NPR Illinois: Your office has one initiative, House Bill 571, which would call for municipalities…to report more details about tax increment financing districts. Could you just first tell me a little bit about what that bill would accomplish? And also because such a big portion of education dollars are wrapped up in property taxes, do you believe that school districts should have a say on whether a TIF is created in their district or whether or not their dollars should be allocated to go towards a TIF, especially since not all TIFs, you know, lead to a return on investment?
Mendoza: Well, look, I feel that transparency has been the hallmark of my administration, and I think that it’s also the road to restoring trust in government. When people believe that all of the decisions related to their school district or in any environment, right, are done behind closed doors without input by the people that are actually toiling away at this endeavor, it creates distrust and animosity towards the process…What happens is that all of these dollars are being generated and districts are missing out on money because it’s going to investments on potential job creation or economic development. But we’ve also seen that a lot of, they’re supposed to be going to blighted areas, and a lot of these TIF dollars are not in what we would consider by any stretch of the imagination blighted areas.
The other issue with the TIFs is that, interestingly enough, the developers are the ones who choose the consultants who determine whether or not this TIF is meeting its expected goals or deliverables in a return on investment for those tax dollars. Which is an inherent conflict of interest…So, we decided to at the very least, as part of our big reform here, is that the city would be responsible for choosing their consultant because they want somebody who will advocate for the city’s position here, not the developer’s position in this deal. Of course, the consultant’s always going to say, “This is going to pay off great in 10 years,” and it usually never does, right? So moving forward, these TIFs will have a lot more transparency and they’re going to have to report to my office whether or not they’ve met their deliverables and what their expectations are for meeting them, their timeline, and most importantly the city will now have a vested interest in choosing a consultant that will make sure that these deliverables are legitimate. And then that gives the constituency a much greater voice.
* Press release…
House Bill 12 passed out of committee and is now poised for passage in the Senate. The legislation was drafted by the Illinois Education Association (IEA) and would expand coverage of the Family and Medical Leave Act to thousands of education support professionals across the state.
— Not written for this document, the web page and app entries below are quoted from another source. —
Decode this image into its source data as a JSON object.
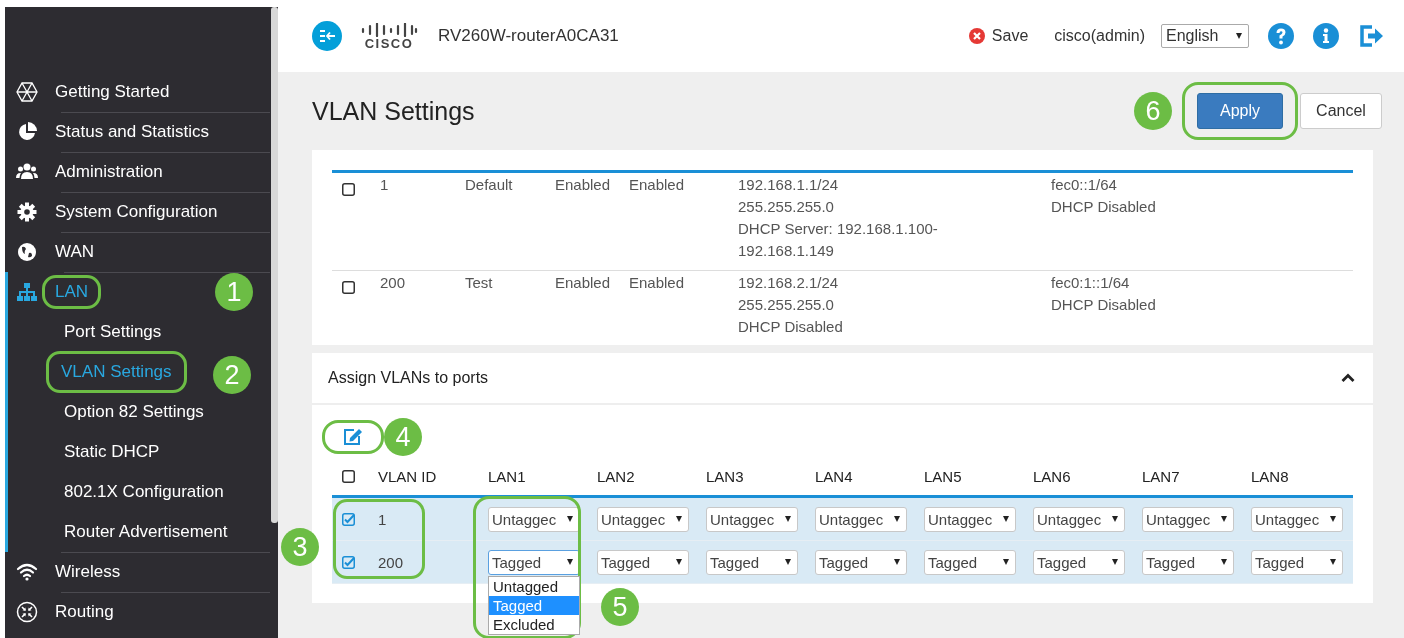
{
  "header": {
    "logo_text": "CISCO",
    "device_name": "RV260W-routerA0CA31",
    "save_label": "Save",
    "user": "cisco(admin)",
    "language": "English"
  },
  "sidebar": {
    "items": [
      {
        "label": "Getting Started",
        "selected": false
      },
      {
        "label": "Status and Statistics",
        "selected": false
      },
      {
        "label": "Administration",
        "selected": false
      },
      {
        "label": "System Configuration",
        "selected": false
      },
      {
        "label": "WAN",
        "selected": false
      },
      {
        "label": "LAN",
        "selected": true,
        "callout": "1",
        "children": [
          {
            "label": "Port Settings",
            "selected": false
          },
          {
            "label": "VLAN Settings",
            "selected": true,
            "callout": "2"
          },
          {
            "label": "Option 82 Settings",
            "selected": false
          },
          {
            "label": "Static DHCP",
            "selected": false
          },
          {
            "label": "802.1X Configuration",
            "selected": false
          },
          {
            "label": "Router Advertisement",
            "selected": false
          }
        ]
      },
      {
        "label": "Wireless",
        "selected": false
      },
      {
        "label": "Routing",
        "selected": false
      }
    ]
  },
  "page": {
    "title": "VLAN Settings",
    "buttons": [
      {
        "label": "Apply",
        "kind": "primary",
        "callout": "6"
      },
      {
        "label": "Cancel",
        "kind": "default"
      }
    ]
  },
  "vlan_table": {
    "rows": [
      {
        "checked": false,
        "cells": [
          [
            "1"
          ],
          [
            "Default"
          ],
          [
            "Enabled"
          ],
          [
            "Enabled"
          ],
          [
            "192.168.1.1/24",
            "255.255.255.0",
            "DHCP Server: 192.168.1.100-",
            "192.168.1.149"
          ],
          [
            "fec0::1/64",
            "DHCP Disabled"
          ]
        ]
      },
      {
        "checked": false,
        "cells": [
          [
            "200"
          ],
          [
            "Test"
          ],
          [
            "Enabled"
          ],
          [
            "Enabled"
          ],
          [
            "192.168.2.1/24",
            "255.255.255.0",
            "DHCP Disabled"
          ],
          [
            "fec0:1::1/64",
            "DHCP Disabled"
          ]
        ]
      }
    ]
  },
  "assign_ports": {
    "title": "Assign VLANs to ports",
    "expanded": true,
    "edit_callout": "4",
    "rows_callout": "3",
    "select_all_checked": false,
    "columns": [
      {
        "label": "VLAN ID"
      },
      {
        "label": "LAN1",
        "callout": "5"
      },
      {
        "label": "LAN2"
      },
      {
        "label": "LAN3"
      },
      {
        "label": "LAN4"
      },
      {
        "label": "LAN5"
      },
      {
        "label": "LAN6"
      },
      {
        "label": "LAN7"
      },
      {
        "label": "LAN8"
      }
    ],
    "rows": [
      {
        "checked": true,
        "vlan_id": "1",
        "ports": [
          {
            "value": "Untaggec",
            "open": false
          },
          {
            "value": "Untaggec",
            "open": false
          },
          {
            "value": "Untaggec",
            "open": false
          },
          {
            "value": "Untaggec",
            "open": false
          },
          {
            "value": "Untaggec",
            "open": false
          },
          {
            "value": "Untaggec",
            "open": false
          },
          {
            "value": "Untaggec",
            "open": false
          },
          {
            "value": "Untaggec",
            "open": false
          }
        ]
      },
      {
        "checked": true,
        "vlan_id": "200",
        "ports": [
          {
            "value": "Tagged",
            "open": true,
            "options": [
              {
                "label": "Untagged",
                "selected": false
              },
              {
                "label": "Tagged",
                "selected": true
              },
              {
                "label": "Excluded",
                "selected": false
              }
            ]
          },
          {
            "value": "Tagged",
            "open": false
          },
          {
            "value": "Tagged",
            "open": false
          },
          {
            "value": "Tagged",
            "open": false
          },
          {
            "value": "Tagged",
            "open": false
          },
          {
            "value": "Tagged",
            "open": false
          },
          {
            "value": "Tagged",
            "open": false
          },
          {
            "value": "Tagged",
            "open": false
          }
        ]
      }
    ]
  }
}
“This bill would help those who need it the most. HB12 will lift up our education support staff, knowing they have access FMLA without the risk of losing their job and health insurance,” IEA President Kathi Griffin said. “Supporting working families is important. FMLA is not just for pregnant mothers. It can also be used if an employee needs time to recuperate from a serious health condition, care for a family member with a serious health condition or care for a family member who has sustained injuries while on active service duty for the military.”
Currently, to be eligible for FMLA an employee must have worked 1,250 hours during the previous year. Unfortunately, this disqualifies many of our educational support staff from meeting the requirements of FMLA due to the limited number of days they are able to work during a school year. HB 12 reduces the minimum threshold to 1,000 hours, so that more education support professionals would qualify for FMLA. Education support professionals are support staff in schools like secretaries, teachers’ aides, paraeducators, maintenance workers, school bus drivers and cafeteria workers.
“We currently have a shortage of education support professionals in our schools. COVID helped to exacerbate the problem. These support staff are so important to our children’s education. They support our students every day, some working with our most vulnerable students,” Griffin said. “We should be doing everything in our power to attract new hires to the profession and to keep the talented professionals we already have on staff.”
HB12 now moves to the Senate.